I have resisted the hint of anything good coming from my son’s death, a price too high for any joy that could come after to a mama’s heart. When news thatch of my son’s children received a Social Security check, I was filled with a deep nausea that has only mildly dissipated. While logic says this is good and ensures the children have college funds and a sure supply of food, I can’t help thinking that he was worth more dead than alive based on the checks. I want him instead of the money. I want him instead of a new day. I want him instead of anything and accepting the anything feels like I have turned my back on him, been bought off with daffodils and college tuition and trips to museums. The truth is that it was never either/or. It wasn’t a segment on the Price Is Right, trade in my child for a better future for his. Still, it feels as if accepting the calendar moving and one season siding into the next separates me further from the baby I carried, the child I nurtured, the young man I fought for, the man who left his earth too soon.
I’m with God in the dark days of mourning, He is with me, as I struggle to hold on to winter, as I celebrate that even if the calendar says spring it is cold outside and I need a coat. I’m not ready yet to move forward, each step into the future separating me from a past that holds my child. Time continues without consulting me, never asking if I am prepared for resurrection and buds on the trees. I’m not yet celebrating restoration and sun rays filling my front room. No Easter decorations adorn my front door, no bunnies or eggs grace my dining room table. I’m holding onto winter for a bit longer, even as it lets go of me. My son left us, he didn’t ask if we were ready to release him.

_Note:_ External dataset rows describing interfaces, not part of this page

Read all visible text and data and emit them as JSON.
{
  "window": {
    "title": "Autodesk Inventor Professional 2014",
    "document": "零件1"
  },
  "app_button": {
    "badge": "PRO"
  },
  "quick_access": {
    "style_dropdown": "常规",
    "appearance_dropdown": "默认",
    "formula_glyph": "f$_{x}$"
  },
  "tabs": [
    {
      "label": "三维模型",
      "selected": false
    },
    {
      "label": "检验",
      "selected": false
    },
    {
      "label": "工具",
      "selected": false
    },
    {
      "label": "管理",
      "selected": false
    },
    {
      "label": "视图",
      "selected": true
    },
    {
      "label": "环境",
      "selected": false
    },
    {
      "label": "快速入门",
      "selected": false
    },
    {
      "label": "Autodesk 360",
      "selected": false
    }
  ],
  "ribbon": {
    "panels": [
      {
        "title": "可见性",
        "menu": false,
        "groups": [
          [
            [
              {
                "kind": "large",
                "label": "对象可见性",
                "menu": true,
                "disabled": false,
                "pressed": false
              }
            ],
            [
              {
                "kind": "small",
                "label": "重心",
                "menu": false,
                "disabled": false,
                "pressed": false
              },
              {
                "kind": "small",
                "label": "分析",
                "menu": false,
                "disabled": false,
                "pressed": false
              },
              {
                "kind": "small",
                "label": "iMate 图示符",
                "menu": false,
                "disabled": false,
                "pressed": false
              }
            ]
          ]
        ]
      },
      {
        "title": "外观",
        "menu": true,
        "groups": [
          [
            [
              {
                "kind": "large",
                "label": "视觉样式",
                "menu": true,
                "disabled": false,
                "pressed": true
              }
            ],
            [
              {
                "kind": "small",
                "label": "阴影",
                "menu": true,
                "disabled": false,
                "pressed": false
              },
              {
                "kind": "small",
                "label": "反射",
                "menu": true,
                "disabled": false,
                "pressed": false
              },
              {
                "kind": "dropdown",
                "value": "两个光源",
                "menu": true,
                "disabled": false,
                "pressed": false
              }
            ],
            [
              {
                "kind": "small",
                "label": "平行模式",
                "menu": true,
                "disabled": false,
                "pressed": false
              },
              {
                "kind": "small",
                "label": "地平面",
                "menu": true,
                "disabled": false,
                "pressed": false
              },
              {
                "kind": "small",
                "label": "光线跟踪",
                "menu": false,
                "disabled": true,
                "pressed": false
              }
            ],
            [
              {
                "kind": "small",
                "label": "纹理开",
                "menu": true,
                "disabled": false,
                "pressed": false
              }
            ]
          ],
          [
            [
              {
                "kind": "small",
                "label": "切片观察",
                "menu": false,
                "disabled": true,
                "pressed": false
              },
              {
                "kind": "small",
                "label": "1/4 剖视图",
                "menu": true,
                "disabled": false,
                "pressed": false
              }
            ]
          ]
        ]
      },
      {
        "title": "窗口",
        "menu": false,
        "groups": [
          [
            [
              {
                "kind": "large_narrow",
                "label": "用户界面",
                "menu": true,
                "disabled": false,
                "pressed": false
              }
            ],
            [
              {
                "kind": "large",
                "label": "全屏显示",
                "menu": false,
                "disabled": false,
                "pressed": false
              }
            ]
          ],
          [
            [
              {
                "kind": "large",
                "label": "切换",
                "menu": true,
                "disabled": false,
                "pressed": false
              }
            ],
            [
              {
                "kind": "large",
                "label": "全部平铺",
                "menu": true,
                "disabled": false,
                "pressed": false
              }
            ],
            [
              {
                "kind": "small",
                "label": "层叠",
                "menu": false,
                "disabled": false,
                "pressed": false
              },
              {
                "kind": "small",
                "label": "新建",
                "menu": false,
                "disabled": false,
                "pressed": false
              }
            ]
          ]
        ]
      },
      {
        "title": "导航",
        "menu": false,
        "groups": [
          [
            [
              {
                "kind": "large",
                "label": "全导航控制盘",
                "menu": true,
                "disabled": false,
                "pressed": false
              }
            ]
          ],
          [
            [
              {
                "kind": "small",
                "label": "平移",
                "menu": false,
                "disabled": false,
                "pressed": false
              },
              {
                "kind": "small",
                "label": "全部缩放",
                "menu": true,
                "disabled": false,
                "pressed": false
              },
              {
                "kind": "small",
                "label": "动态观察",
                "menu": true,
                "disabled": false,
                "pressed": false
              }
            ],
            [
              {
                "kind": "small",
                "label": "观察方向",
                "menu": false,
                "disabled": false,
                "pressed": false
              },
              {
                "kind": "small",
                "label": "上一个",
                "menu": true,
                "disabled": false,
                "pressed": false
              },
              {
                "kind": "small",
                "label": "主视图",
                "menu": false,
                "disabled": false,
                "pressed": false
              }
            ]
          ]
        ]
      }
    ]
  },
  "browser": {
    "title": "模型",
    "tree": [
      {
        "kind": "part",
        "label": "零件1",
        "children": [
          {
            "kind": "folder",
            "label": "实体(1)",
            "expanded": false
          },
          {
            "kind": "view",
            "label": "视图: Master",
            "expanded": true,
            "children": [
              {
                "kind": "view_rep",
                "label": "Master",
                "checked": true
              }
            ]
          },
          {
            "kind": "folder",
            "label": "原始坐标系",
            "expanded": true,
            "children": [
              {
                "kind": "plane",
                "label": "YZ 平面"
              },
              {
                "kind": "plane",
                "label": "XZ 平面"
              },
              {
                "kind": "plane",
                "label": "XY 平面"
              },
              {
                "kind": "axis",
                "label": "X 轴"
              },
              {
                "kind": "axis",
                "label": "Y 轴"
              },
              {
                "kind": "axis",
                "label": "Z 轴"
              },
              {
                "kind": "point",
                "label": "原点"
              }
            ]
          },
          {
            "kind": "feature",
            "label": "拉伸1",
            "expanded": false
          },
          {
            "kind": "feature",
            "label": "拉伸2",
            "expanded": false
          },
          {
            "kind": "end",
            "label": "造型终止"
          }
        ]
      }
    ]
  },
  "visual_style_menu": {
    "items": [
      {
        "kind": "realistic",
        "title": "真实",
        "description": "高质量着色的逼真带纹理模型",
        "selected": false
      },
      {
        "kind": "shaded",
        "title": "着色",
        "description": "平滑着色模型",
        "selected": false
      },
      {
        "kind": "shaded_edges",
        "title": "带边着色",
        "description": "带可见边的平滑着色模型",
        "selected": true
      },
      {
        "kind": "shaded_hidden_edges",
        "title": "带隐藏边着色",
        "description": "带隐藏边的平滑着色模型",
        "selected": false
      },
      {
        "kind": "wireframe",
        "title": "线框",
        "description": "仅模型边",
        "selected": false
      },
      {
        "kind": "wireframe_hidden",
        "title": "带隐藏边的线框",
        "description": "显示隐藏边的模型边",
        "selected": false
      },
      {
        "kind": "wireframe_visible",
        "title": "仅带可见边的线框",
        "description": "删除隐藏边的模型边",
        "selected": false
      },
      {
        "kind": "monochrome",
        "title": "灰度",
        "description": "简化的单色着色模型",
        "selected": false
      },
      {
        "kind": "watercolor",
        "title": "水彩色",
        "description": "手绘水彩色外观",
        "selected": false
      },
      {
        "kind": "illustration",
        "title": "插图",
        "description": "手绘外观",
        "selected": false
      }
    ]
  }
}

Still he is gone and I am left knowing just how little control I have, unable to save him or stop the warm air from coming. It must be the Holy Spirit whispering to me that it is okay to be broken, to be mourning and lost. One day I may again embrace the fresh scent of lilacs sweeping in open windows. Not today. Just as I cannot see through the fury of a snowstorm, I cannot find my path into sunshine with tear filled eyes. The seed that was planted all those years ago as I heard other prayers about Jesus and broken and new life, that was nurtured and fertilized with stories of others survival through broken times, that seed is pushing upward toward the light, willing spring to come anyway.
I hear you pastor, and Holy Spirit and wind chimes. I’m just not ready.